“Globally the smartphone market is a mess right now,” IDC’s Ryan Reith, sounding a bit more of an alarm. “Outside of a handful of high-growth markets like India, Indonesia, Korea, and Vietnam, we did not see a lot of positive activity in 2018. We believe several factors are at play here, including lengthening replacement cycles, increasing penetration levels in many large markets, political and economic uncertainty, and growing consumer frustration around continuously rising price points.”
Samsung emerged as the world-biggest maker of smartphones, again, with about 294 million units sold. And Apple was a distant number two, with 209 million units sold. But both experienced significant drops in unit sales and market share. Samsung unit sales fell 8 percent YOY, from 319.5 million units in 2017. And Apple unit sales fell 3 percent, to 215.4 million units.
Huawei, which had briefly surpassed Apple in 2018, ended the year in third place with 204.5 million units sold, for a massive a gain of 25.5 percent. Fourth-place Xiaomi likewise saw huge growth in 2018, with unit sales hitting 122.5 million units, for an even bigger gain of 26 percent.

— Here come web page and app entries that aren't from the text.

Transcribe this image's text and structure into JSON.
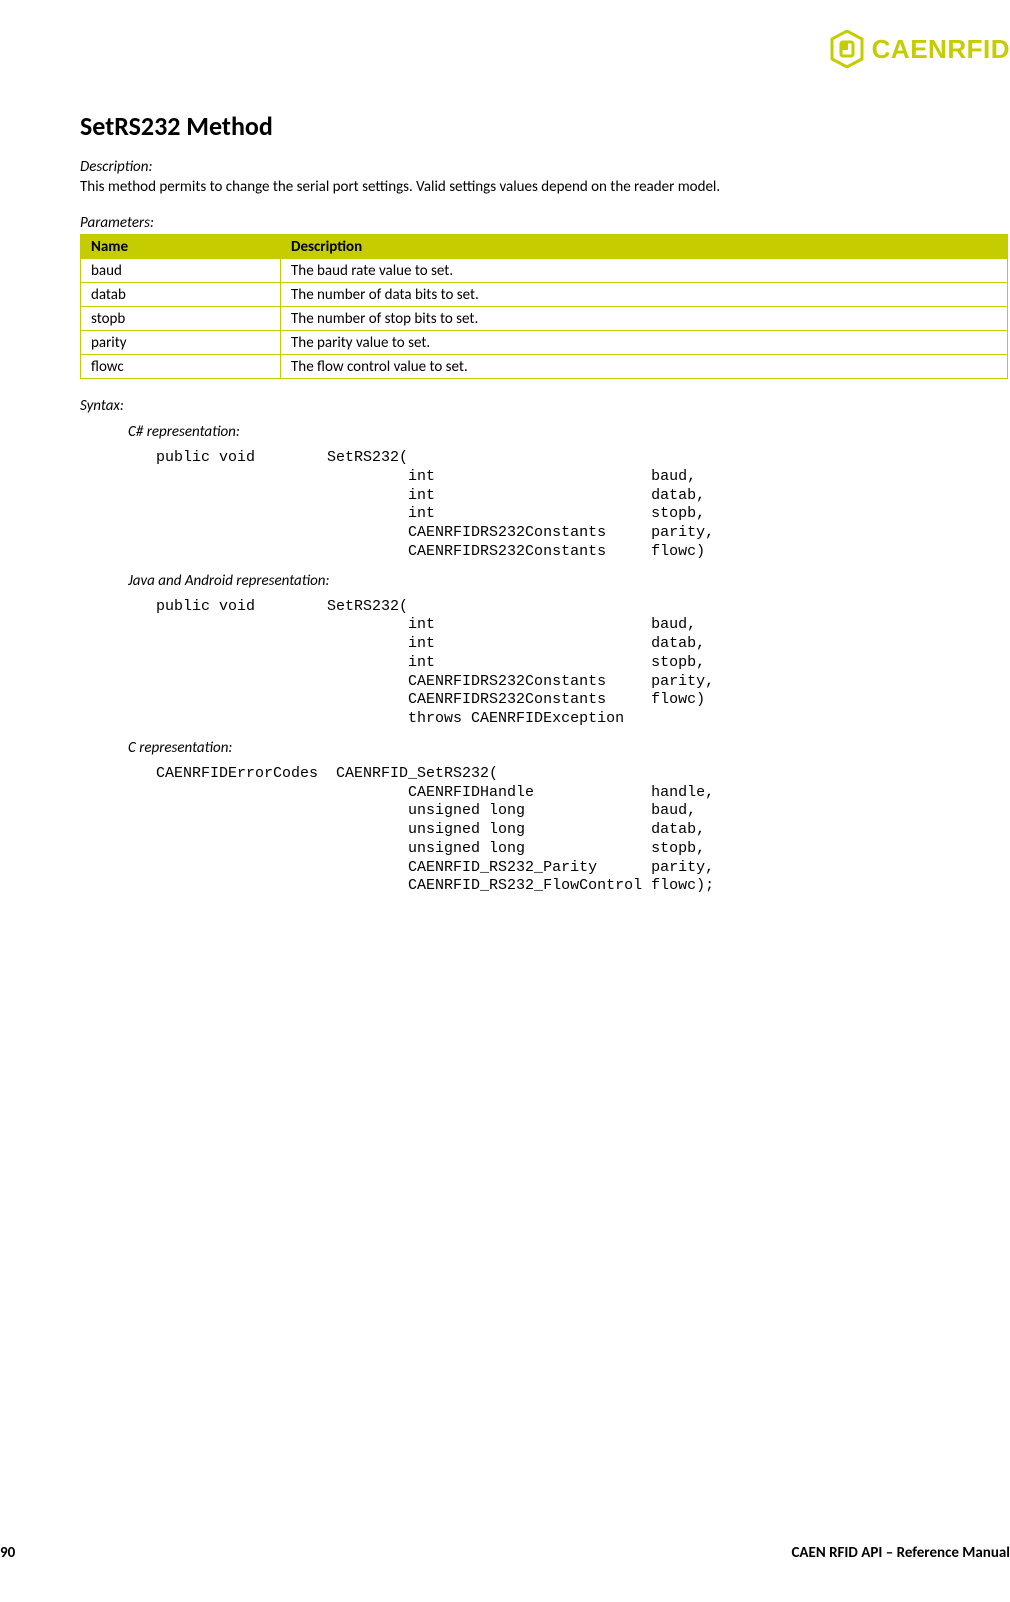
{
  "logo": {
    "brand": "CAENRFID"
  },
  "heading": "SetRS232 Method",
  "description": {
    "label": "Description:",
    "text": "This method permits to change the serial port settings. Valid settings values depend on the reader model."
  },
  "parameters": {
    "label": "Parameters:",
    "headers": {
      "name": "Name",
      "desc": "Description"
    },
    "rows": [
      {
        "name": "baud",
        "desc": "The baud rate value to set."
      },
      {
        "name": "datab",
        "desc": "The number of data bits to set."
      },
      {
        "name": "stopb",
        "desc": "The number of stop bits to set."
      },
      {
        "name": "parity",
        "desc": "The parity value to set."
      },
      {
        "name": "flowc",
        "desc": "The flow control value to set."
      }
    ]
  },
  "syntax": {
    "label": "Syntax:",
    "csharp": {
      "label": "C# representation:",
      "code": "public void        SetRS232(\n                            int                        baud,\n                            int                        datab,\n                            int                        stopb,\n                            CAENRFIDRS232Constants     parity,\n                            CAENRFIDRS232Constants     flowc)"
    },
    "java": {
      "label": "Java and Android representation:",
      "code": "public void        SetRS232(\n                            int                        baud,\n                            int                        datab,\n                            int                        stopb,\n                            CAENRFIDRS232Constants     parity,\n                            CAENRFIDRS232Constants     flowc)\n                            throws CAENRFIDException"
    },
    "c": {
      "label": "C representation:",
      "code": "CAENRFIDErrorCodes  CAENRFID_SetRS232(\n                            CAENRFIDHandle             handle,\n                            unsigned long              baud,\n                            unsigned long              datab,\n                            unsigned long              stopb,\n                            CAENRFID_RS232_Parity      parity,\n                            CAENRFID_RS232_FlowControl flowc);"
    }
  },
  "footer": {
    "page": "90",
    "title": "CAEN RFID API – Reference Manual"
  }
}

China-based OPPO came in fifth, with 116 million units sold.
<blockquote><em><a href="#406404">In reply to jrickel96:</a></em></blockquote><p>Yes, reality contradicts the Post-PC era theory. </p>